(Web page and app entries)
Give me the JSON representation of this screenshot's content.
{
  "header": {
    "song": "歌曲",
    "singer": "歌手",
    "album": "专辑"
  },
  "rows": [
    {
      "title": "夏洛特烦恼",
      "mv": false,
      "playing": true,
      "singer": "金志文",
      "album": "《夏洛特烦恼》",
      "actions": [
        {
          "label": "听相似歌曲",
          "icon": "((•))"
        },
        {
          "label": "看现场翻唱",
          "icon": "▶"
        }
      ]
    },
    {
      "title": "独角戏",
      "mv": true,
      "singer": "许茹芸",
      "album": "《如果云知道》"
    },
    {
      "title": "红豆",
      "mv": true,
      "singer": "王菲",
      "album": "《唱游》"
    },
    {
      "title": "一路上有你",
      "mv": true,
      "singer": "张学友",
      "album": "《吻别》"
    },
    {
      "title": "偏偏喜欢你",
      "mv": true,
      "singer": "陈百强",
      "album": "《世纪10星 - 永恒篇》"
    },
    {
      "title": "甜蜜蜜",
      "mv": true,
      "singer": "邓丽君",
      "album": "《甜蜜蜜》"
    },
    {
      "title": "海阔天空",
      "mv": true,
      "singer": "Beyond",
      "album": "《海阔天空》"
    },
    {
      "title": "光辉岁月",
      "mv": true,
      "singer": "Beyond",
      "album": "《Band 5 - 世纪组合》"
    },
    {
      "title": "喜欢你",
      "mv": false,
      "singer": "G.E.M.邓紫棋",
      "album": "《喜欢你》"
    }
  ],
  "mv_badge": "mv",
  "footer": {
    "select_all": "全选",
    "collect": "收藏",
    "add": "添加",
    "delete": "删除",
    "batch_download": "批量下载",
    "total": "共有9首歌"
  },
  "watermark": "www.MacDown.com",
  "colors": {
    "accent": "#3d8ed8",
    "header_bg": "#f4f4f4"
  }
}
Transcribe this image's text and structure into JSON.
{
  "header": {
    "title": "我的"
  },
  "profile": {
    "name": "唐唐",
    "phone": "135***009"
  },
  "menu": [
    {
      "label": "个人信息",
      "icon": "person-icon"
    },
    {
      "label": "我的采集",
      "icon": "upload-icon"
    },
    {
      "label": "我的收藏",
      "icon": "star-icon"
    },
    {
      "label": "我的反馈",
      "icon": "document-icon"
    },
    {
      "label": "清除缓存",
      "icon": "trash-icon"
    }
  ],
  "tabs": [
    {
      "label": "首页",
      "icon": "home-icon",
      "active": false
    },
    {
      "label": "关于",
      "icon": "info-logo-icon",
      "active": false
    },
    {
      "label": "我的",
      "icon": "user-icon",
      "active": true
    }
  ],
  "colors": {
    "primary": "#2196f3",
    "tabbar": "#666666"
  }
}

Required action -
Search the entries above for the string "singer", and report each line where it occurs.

Exercise output -
    "singer": "歌手",
      "singer": "金志文",
      "singer": "许茹芸",
      "singer": "王菲",
      "singer": "张学友",
      "singer": "陈百强",
      "singer": "邓丽君",
      "singer": "Beyond",
      "singer": "Beyond",
      "singer": "G.E.M.邓紫棋",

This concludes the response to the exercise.